  • Energy Department scientists are able to express their opinions.

  • Energy Department scientists must get the opportunity to review Department statements about their work.

  • Energy Department officials should not and will not ask scientists to tailor their work to particular conclusions.

As mentioned by The Verge and Nature, the revised guidelines arrive alongside concerns about appointments by the President-elect that have a troubling connection to science. His incoming energy secretary has previously said he'd like to shut the department down, but these new regulations would require Rick Perry to appoint an independent Scientific Integrity Official to handle complaints (like the kind you'd get after the coverup of an accident at a secret lab in Hawkins, Indiana).

The Union of Concerned Scientists notes the department has been working on the revised policy for years, pointing out an incident where a DOE scientist working at Los Alamos appeared to have been fired for a scientific paper he wrote on his own time. It will be up to the incoming administration to implement these new policies, and we'll have to wait and see if they try to roll any of the changes back. As it stands, they could be the only thing protecting employees working on issues like climate change or other politically charged topics. You can read the new rules yourself here (PDF).

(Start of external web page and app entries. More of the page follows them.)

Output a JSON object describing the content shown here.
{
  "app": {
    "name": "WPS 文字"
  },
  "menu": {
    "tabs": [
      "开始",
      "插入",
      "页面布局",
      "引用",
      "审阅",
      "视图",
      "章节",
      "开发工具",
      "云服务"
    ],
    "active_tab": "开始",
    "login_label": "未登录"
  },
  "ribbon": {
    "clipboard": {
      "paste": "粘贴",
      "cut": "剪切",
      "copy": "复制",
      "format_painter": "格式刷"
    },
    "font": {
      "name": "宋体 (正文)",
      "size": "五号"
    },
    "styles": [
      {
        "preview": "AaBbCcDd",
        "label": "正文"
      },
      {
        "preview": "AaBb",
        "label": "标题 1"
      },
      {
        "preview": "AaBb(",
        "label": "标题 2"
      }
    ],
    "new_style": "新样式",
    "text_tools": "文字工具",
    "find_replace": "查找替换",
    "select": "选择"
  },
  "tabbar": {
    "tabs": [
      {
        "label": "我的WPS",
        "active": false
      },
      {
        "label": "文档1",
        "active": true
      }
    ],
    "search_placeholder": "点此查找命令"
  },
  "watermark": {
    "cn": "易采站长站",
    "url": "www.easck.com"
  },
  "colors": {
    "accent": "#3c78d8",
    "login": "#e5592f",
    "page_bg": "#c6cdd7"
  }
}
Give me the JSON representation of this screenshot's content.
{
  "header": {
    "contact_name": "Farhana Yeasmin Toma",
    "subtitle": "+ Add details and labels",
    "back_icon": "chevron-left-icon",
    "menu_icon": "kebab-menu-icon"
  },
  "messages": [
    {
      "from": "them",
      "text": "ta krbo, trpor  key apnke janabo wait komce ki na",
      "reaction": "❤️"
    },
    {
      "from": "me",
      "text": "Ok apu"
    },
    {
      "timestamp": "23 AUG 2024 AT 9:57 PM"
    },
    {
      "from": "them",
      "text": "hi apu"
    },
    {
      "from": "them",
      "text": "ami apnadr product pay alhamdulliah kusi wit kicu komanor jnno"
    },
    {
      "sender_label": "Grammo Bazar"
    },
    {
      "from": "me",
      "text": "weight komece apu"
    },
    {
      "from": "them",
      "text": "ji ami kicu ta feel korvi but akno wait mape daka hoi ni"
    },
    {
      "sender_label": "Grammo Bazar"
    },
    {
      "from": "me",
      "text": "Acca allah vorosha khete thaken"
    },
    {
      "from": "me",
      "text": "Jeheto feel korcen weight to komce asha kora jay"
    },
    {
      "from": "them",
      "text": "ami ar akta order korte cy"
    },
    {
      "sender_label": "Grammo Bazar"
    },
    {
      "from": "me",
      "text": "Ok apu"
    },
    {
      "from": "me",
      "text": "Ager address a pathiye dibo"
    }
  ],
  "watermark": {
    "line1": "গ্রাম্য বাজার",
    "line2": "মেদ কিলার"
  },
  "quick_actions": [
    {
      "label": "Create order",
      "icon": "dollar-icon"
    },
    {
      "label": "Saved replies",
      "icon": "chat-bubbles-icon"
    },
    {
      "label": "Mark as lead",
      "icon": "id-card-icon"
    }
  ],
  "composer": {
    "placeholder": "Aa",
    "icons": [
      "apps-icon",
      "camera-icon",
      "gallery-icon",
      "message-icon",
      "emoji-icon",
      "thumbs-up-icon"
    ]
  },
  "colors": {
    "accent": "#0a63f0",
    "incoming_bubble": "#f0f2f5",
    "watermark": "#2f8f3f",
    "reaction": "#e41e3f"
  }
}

All products recommended by Engadget are selected by our editorial team, independent of our parent company. Some of our stories include affiliate links. If you buy something through one of these links, we may earn an affiliate commission.
Popular on Engadget